> _Website and app data records_

--- START ---

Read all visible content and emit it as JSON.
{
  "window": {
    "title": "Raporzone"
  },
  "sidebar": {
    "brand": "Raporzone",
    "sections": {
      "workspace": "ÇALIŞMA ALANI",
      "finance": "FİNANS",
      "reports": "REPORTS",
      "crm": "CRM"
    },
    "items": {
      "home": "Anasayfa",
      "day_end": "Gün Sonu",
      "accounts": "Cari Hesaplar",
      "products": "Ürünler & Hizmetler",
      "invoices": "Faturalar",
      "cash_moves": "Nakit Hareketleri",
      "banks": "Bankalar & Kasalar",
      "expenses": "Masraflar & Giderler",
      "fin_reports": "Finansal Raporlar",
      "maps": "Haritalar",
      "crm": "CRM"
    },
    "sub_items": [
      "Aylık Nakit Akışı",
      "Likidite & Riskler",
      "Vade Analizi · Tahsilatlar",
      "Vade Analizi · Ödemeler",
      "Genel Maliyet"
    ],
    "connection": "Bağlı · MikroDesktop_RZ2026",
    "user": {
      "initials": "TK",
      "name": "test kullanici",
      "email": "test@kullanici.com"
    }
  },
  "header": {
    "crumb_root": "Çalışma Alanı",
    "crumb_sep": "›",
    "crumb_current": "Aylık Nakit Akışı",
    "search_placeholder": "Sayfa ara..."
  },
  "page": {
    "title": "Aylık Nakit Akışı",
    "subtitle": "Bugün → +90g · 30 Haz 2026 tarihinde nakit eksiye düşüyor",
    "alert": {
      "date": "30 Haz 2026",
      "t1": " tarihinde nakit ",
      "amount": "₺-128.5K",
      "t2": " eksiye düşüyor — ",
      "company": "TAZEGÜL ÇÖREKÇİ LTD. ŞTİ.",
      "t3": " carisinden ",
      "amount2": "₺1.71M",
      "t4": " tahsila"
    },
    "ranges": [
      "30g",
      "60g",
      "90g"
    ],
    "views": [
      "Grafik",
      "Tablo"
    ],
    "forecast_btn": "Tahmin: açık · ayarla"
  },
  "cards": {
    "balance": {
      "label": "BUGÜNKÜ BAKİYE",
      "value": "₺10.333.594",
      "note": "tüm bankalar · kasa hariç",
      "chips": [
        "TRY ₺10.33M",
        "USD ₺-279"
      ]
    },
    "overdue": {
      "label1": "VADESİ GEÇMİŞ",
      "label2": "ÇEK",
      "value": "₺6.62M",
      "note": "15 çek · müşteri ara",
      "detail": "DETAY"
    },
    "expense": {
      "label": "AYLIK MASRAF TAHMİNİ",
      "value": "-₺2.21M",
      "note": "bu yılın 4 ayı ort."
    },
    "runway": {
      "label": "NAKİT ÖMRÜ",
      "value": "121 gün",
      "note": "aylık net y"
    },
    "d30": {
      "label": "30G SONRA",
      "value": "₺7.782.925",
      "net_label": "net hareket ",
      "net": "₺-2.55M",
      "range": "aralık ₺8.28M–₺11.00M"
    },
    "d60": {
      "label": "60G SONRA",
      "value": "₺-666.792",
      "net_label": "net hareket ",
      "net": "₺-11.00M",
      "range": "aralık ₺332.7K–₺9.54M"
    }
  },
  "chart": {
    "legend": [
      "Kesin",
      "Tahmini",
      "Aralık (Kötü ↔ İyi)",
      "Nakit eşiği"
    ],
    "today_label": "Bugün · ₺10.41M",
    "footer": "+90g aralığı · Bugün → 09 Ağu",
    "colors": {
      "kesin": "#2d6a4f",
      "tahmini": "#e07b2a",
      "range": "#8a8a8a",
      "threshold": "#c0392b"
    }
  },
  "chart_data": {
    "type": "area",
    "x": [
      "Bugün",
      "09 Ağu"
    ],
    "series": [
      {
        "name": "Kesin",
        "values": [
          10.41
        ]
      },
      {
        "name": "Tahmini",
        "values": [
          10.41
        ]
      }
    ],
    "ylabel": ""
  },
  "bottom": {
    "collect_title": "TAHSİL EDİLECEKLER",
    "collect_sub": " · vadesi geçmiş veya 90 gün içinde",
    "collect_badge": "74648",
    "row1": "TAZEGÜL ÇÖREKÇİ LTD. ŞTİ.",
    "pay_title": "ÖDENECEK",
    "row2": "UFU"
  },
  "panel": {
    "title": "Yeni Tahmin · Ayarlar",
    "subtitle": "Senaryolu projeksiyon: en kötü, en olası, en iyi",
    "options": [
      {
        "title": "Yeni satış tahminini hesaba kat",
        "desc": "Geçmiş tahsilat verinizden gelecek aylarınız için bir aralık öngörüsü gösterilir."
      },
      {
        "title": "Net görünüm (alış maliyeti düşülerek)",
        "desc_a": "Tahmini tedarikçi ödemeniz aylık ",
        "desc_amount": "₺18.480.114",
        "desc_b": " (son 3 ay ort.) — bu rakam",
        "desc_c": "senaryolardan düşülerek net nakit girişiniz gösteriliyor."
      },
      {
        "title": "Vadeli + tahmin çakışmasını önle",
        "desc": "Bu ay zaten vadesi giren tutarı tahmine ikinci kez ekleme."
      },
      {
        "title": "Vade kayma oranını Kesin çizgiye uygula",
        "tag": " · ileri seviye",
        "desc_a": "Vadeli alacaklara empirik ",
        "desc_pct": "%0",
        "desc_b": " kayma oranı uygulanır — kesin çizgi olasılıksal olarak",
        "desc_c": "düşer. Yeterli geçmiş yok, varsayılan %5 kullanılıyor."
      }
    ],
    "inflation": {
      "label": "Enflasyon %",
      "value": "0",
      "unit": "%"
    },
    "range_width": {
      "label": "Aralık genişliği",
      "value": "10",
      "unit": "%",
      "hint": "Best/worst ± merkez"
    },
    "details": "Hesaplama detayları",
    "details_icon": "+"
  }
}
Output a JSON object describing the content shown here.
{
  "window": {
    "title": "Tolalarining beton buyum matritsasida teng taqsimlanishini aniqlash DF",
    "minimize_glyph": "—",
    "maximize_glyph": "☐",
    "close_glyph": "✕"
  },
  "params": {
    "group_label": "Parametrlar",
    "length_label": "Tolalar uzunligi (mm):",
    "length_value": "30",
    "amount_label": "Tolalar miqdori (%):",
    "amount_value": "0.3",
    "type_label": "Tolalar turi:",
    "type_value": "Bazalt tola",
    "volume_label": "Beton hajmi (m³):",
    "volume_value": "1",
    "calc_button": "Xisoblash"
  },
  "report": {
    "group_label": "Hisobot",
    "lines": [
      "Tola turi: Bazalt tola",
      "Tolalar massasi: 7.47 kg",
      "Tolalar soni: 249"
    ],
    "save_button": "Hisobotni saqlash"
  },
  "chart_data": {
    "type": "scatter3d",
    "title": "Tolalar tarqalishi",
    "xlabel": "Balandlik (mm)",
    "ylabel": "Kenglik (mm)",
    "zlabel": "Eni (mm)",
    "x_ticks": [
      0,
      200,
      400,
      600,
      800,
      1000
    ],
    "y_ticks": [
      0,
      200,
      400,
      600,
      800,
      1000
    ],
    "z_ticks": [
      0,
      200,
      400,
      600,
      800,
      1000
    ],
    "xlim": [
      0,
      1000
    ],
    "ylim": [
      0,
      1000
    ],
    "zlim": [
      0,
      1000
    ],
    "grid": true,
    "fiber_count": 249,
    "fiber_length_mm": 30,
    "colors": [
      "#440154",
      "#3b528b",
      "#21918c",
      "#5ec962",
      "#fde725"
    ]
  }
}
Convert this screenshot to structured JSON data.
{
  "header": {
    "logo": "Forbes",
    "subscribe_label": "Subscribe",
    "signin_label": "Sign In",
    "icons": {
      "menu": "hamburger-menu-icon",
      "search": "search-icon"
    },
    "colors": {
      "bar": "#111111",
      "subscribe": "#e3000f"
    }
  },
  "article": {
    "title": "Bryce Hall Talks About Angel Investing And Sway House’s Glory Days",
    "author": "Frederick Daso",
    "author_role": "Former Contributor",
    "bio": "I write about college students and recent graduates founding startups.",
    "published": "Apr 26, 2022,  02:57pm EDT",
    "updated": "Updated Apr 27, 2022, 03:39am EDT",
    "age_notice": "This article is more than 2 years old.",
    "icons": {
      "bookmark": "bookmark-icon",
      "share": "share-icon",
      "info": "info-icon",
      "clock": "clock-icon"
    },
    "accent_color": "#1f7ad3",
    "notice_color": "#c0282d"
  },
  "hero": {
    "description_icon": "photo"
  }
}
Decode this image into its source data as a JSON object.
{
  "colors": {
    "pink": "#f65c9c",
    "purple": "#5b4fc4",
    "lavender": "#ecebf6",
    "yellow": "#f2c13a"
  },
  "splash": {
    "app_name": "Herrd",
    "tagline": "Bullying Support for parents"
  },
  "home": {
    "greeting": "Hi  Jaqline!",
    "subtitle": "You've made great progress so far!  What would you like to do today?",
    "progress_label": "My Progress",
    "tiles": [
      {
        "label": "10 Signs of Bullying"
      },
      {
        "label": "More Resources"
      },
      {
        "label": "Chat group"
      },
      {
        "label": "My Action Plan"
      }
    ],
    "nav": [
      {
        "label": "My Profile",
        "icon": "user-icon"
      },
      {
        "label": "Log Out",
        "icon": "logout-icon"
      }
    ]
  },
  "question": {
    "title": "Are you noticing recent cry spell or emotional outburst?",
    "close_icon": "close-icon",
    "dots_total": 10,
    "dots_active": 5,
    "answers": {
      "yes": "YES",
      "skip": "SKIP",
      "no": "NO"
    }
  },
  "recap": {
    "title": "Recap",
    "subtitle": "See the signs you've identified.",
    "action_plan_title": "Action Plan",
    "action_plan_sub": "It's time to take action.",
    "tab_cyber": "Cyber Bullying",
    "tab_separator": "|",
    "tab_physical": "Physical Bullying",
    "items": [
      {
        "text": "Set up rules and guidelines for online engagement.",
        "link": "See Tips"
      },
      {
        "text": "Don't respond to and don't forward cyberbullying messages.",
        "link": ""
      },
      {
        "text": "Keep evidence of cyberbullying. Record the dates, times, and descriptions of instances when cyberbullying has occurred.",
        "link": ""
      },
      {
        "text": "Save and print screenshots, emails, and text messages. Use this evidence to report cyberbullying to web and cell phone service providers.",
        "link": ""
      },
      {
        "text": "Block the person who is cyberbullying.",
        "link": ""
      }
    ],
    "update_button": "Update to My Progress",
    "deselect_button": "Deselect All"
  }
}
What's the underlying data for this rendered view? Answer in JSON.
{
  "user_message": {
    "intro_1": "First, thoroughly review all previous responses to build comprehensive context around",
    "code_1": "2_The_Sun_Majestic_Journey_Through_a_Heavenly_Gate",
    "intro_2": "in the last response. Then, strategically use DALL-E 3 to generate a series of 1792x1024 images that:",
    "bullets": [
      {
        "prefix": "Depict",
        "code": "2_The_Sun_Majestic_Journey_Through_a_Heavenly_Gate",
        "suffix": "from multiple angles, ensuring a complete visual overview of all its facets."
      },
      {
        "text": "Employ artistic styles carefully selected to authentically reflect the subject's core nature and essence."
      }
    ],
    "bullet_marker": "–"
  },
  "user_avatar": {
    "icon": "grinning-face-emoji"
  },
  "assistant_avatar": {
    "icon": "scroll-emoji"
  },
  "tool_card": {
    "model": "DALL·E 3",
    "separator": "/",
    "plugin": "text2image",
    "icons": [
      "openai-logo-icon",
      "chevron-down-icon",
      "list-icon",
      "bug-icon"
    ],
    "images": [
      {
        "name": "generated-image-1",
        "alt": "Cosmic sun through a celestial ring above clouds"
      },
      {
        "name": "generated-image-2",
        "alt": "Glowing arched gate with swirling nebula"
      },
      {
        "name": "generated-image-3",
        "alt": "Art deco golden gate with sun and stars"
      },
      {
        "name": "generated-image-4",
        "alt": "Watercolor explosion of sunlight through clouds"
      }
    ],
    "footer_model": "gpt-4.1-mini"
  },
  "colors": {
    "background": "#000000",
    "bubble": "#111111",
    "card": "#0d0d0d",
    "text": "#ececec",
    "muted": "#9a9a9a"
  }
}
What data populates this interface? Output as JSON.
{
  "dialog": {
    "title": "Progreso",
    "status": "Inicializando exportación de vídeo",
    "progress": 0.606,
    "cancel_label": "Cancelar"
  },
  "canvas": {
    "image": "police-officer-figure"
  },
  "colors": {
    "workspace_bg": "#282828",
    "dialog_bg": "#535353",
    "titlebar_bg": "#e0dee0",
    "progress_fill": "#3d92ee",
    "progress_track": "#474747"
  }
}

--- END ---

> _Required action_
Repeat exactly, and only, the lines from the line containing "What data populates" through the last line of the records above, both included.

> _Task answer_
What data populates this interface? Output as JSON.
{
  "dialog": {
    "title": "Progreso",
    "status": "Inicializando exportación de vídeo",
    "progress": 0.606,
    "cancel_label": "Cancelar"
  },
  "canvas": {
    "image": "police-officer-figure"
  },
  "colors": {
    "workspace_bg": "#282828",
    "dialog_bg": "#535353",
    "titlebar_bg": "#e0dee0",
    "progress_fill": "#3d92ee",
    "progress_track": "#474747"
  }
}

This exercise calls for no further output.